WHAT TO PRODUCE => All of the lines below should be output exactly as shown.

INPUT MATERIAL =>
◇ ◇ ◇

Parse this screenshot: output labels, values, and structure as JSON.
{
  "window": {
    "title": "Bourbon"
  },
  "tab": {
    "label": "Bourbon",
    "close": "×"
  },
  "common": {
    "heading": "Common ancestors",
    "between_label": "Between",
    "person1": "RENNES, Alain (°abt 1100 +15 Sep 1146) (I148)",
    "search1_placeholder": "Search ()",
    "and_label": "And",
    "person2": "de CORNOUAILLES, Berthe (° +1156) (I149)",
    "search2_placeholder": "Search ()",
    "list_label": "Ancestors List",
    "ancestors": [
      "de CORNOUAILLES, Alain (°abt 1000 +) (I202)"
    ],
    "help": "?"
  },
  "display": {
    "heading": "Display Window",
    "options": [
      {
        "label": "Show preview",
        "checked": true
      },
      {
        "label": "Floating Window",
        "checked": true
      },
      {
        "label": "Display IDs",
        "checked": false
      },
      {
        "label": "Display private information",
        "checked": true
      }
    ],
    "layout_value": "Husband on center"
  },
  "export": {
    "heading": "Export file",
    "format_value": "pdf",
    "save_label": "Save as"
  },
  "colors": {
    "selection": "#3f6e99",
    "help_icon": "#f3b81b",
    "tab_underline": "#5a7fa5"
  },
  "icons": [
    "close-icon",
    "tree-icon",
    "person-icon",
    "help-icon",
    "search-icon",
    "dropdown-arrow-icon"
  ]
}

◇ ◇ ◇

SOLUTION =>
Parse this screenshot: output labels, values, and structure as JSON.
{
  "window": {
    "title": "Bourbon"
  },
  "tab": {
    "label": "Bourbon",
    "close": "×"
  },
  "common": {
    "heading": "Common ancestors",
    "between_label": "Between",
    "person1": "RENNES, Alain (°abt 1100 +15 Sep 1146) (I148)",
    "search1_placeholder": "Search ()",
    "and_label": "And",
    "person2": "de CORNOUAILLES, Berthe (° +1156) (I149)",
    "search2_placeholder": "Search ()",
    "list_label": "Ancestors List",
    "ancestors": [
      "de CORNOUAILLES, Alain (°abt 1000 +) (I202)"
    ],
    "help": "?"
  },
  "display": {
    "heading": "Display Window",
    "options": [
      {
        "label": "Show preview",
        "checked": true
      },
      {
        "label": "Floating Window",
        "checked": true
      },
      {
        "label": "Display IDs",
        "checked": false
      },
      {
        "label": "Display private information",
        "checked": true
      }
    ],
    "layout_value": "Husband on center"
  },
  "export": {
    "heading": "Export file",
    "format_value": "pdf",
    "save_label": "Save as"
  },
  "colors": {
    "selection": "#3f6e99",
    "help_icon": "#f3b81b",
    "tab_underline": "#5a7fa5"
  },
  "icons": [
    "close-icon",
    "tree-icon",
    "person-icon",
    "help-icon",
    "search-icon",
    "dropdown-arrow-icon"
  ]
}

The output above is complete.